* ACTIVITY:
Copy out each line of the data below in which "name" appears.

* DATA IN THIS EXERCISE:
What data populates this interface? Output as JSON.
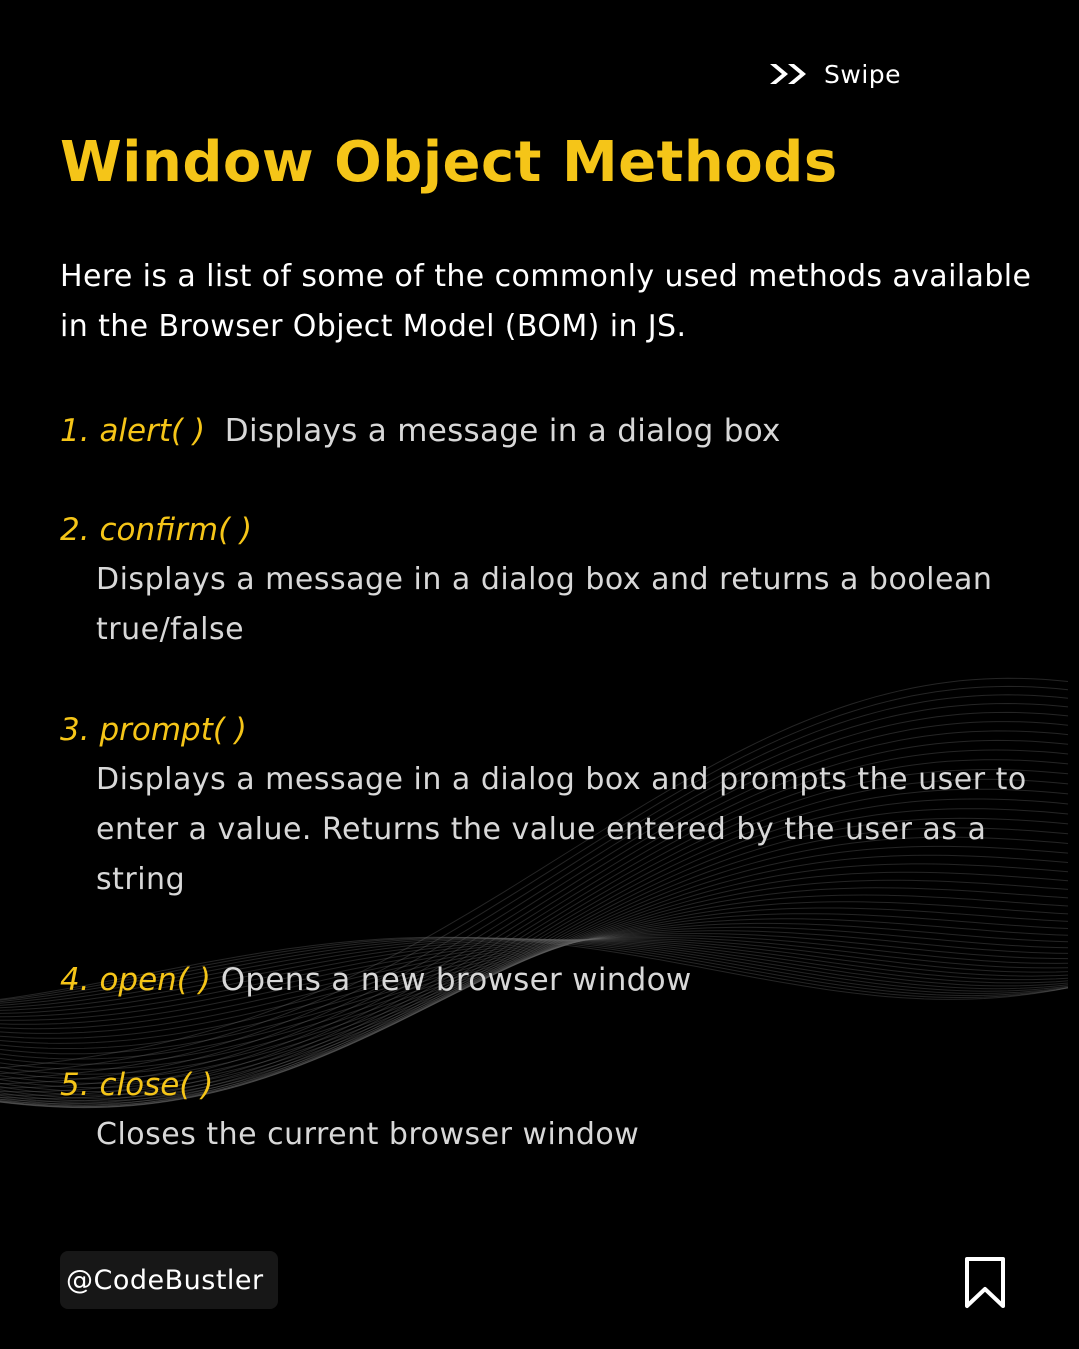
{
  "header": {
    "swipe_label": "Swipe",
    "swipe_icon": "double-chevron-right-icon",
    "title": "Window Object Methods"
  },
  "intro": "Here is a list of some of the commonly used methods available in the Browser Object Model (BOM) in JS.",
  "methods": [
    {
      "number": "1.",
      "name": "alert( )",
      "description": "Displays a message in a dialog box"
    },
    {
      "number": "2.",
      "name": "confirm( )",
      "description": "Displays a message in a dialog box and returns a boolean true/false"
    },
    {
      "number": "3.",
      "name": "prompt( )",
      "description": "Displays a message in a dialog box and prompts the user to enter a value. Returns the value entered by the user as a string"
    },
    {
      "number": "4.",
      "name": "open( )",
      "description": "Opens a new browser window"
    },
    {
      "number": "5.",
      "name": "close( )",
      "description": "Closes the current browser window"
    }
  ],
  "footer": {
    "handle": "@CodeBustler",
    "bookmark_icon": "bookmark-icon"
  },
  "colors": {
    "background": "#000000",
    "accent": "#f5c518",
    "text": "#ffffff",
    "muted_text": "#d8d8d8",
    "handle_bg": "#171717"
  }
}
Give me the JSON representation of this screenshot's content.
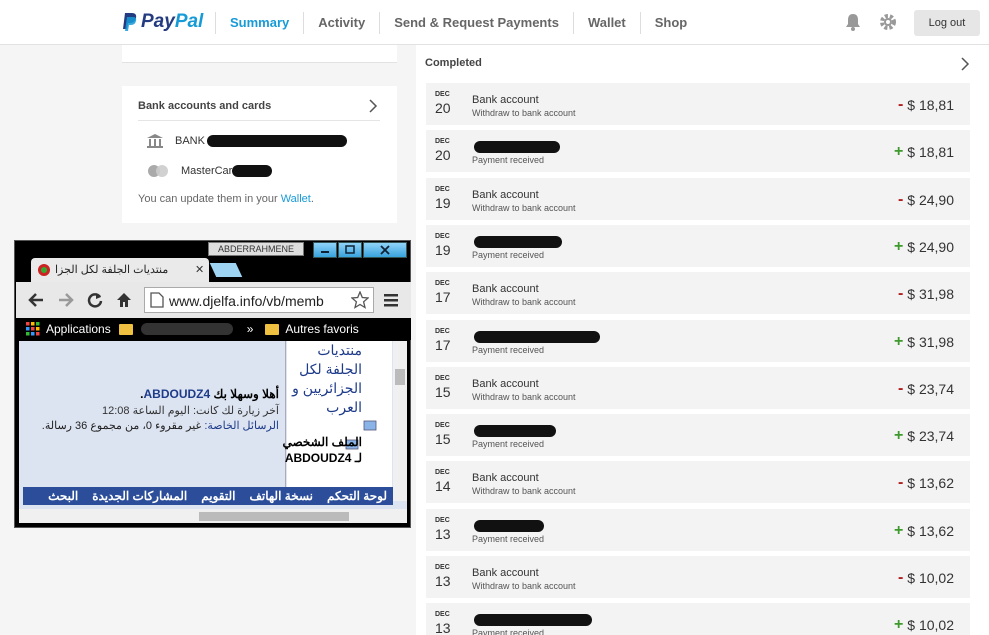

* THE COMPLETED TASK:
      "name": "alert( )",
      "name": "confirm( )",
      "name": "prompt( )",
      "name": "open( )",
      "name": "close( )",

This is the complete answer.